How have you contributed to the advances of the private space industry?
One of my earliest and to-date most significant contributions is setting up the Global Space and Technology Convention. We started it 14 years ago – creating a platform for high-level dialogues, meaningful G2G, B2G and B2B connections and a marketplace to stimulate the then-fledgling space industry. Fourteen years on, it has earned the reputation as the one major Asia space industry platform that the world cannot miss.
I also worked with my team to launch Singapore’s very first accelerator programme for space startups. In two years, the programme has 37 companies from 17 countries that cover every region in the world – from the US and Europe to Japan, India and Singapore. The combined valuation of the companies stands at close to 800 US million dollars, with a CAGR of over 60%. A testament to the quality of the startups, over 38% of the portfolio is already receiving institutional investment.

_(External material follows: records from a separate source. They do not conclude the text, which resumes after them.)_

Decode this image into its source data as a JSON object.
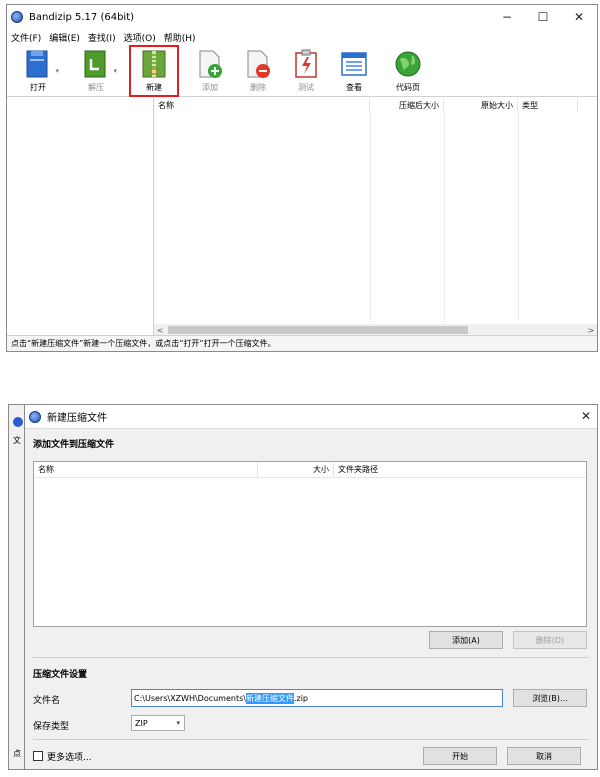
{
  "main_window": {
    "title": "Bandizip 5.17 (64bit)",
    "controls": {
      "minimize": "−",
      "maximize": "☐",
      "close": "✕"
    },
    "menu": [
      "文件(F)",
      "编辑(E)",
      "查找(I)",
      "选项(O)",
      "帮助(H)"
    ],
    "toolbar": [
      {
        "label": "打开",
        "icon": "open-archive-icon",
        "enabled": true,
        "dropdown": true
      },
      {
        "label": "解压",
        "icon": "extract-icon",
        "enabled": false,
        "dropdown": true
      },
      {
        "label": "新建",
        "icon": "new-archive-icon",
        "enabled": true,
        "highlighted": true
      },
      {
        "label": "添加",
        "icon": "add-file-icon",
        "enabled": false
      },
      {
        "label": "删除",
        "icon": "delete-file-icon",
        "enabled": false
      },
      {
        "label": "测试",
        "icon": "test-icon",
        "enabled": false
      },
      {
        "label": "查看",
        "icon": "view-icon",
        "enabled": true
      },
      {
        "label": "代码页",
        "icon": "codepage-globe-icon",
        "enabled": true
      }
    ],
    "columns": [
      "名称",
      "压缩后大小",
      "原始大小",
      "类型"
    ],
    "scroll_left": "<",
    "scroll_right": ">",
    "status_text": "点击“新建压缩文件”新建一个压缩文件，或点击“打开”打开一个压缩文件。"
  },
  "behind_window": {
    "icon_text": "文",
    "bottom_text": "点"
  },
  "new_archive_dialog": {
    "title": "新建压缩文件",
    "close": "✕",
    "add_section_title": "添加文件到压缩文件",
    "file_columns": [
      "名称",
      "大小",
      "文件夹路径"
    ],
    "add_button": "添加(A)",
    "delete_button": "删除(D)",
    "settings_title": "压缩文件设置",
    "filename_label": "文件名",
    "filename_prefix": "C:\\Users\\XZWH\\Documents\\",
    "filename_selected": "新建压缩文件",
    "filename_suffix": ".zip",
    "browse_button": "浏览(B)...",
    "save_type_label": "保存类型",
    "save_type_value": "ZIP",
    "more_options_label": "更多选项...",
    "more_options_checked": false,
    "start_button": "开始",
    "cancel_button": "取消"
  }
}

The most recent is the newly established Space Faculty. This is going to be a game-changer for the industry because it is coming at the perfect time when the world is looking to space for answers to life on earth — from the Internet of Things and connectivity to climate change.
Do you have a particular memory that sticks out in your mind about any gender-based discrimination you have faced?
I have certainly been told to do, say or feel something because I am female. Perhaps it’s these seemingly little instances that are the most insidious because you often bat it away as a once-off, but eventually, they resurface.
There are so many expectations that are set for our gender and these cut across culture, ethnicity, culture and industry.
That is why I make a conscious choice as much as possible to be a supporter, mentor or champion to other women in space because it certainly is time for us to change the gender dynamic for the better.
Why is it important to have women in space?
It is well-established that diversity is an asset – in any situation. This is no different in the space sector.
The fact that we sometimes have to justify gender diversity is in and of itself a statement of a very deep, systemic imbalance.
How did your education at INSEAD help boost your career?
In the field that I work with, we deal with international partners, and I felt that it was very important to pick a programme that genuinely provided me with an international education, could teach me about cultural diversity, about the latest developments in business management and that also goes into the roots of basic business fundamentals.
I found that many of the women in my Tsinghua-INSEAD Executive MBA (TIEMBA) class had experience in leadership. We have experience in going after our visions and dreams, but felt that our knowledge perhaps was a little patchy and could benefit from a structured way of understanding the business world. That’s why I joined the programme, and many of the women I met during the TIEMBA enrolled for similar reasons.
What I realised along the journey was that the reasons men joined the programme were vastly different. There’s a lot of talk about networking, but we realised that men and women come from different places when they want to pursue some of these executive programmes.
And I want to encourage more women not to doubt their reasons for pursuing higher education, but to really go forth because they feel they need it in their professional career or even in their personal journey.
INSEAD has opened my eyes to new ways of doing business, because it is so very current with its syllabus. It has opened up new ways for me to accelerate my business, and I can say confidently that because of the TIEMBA, my team, my management, and my business has seen so many positive benefits.
What advice would you give to ambitious young women in space?
Decide the life you want and live it. You can have your cake and eat it – with the right mindset.
Don’t be constrained by concepts like “compromise” and “negotiation”. I often hear these words associated with women’s careers and family needs. We don’t hear men talking about their careers, family lives and personal passions in the same way.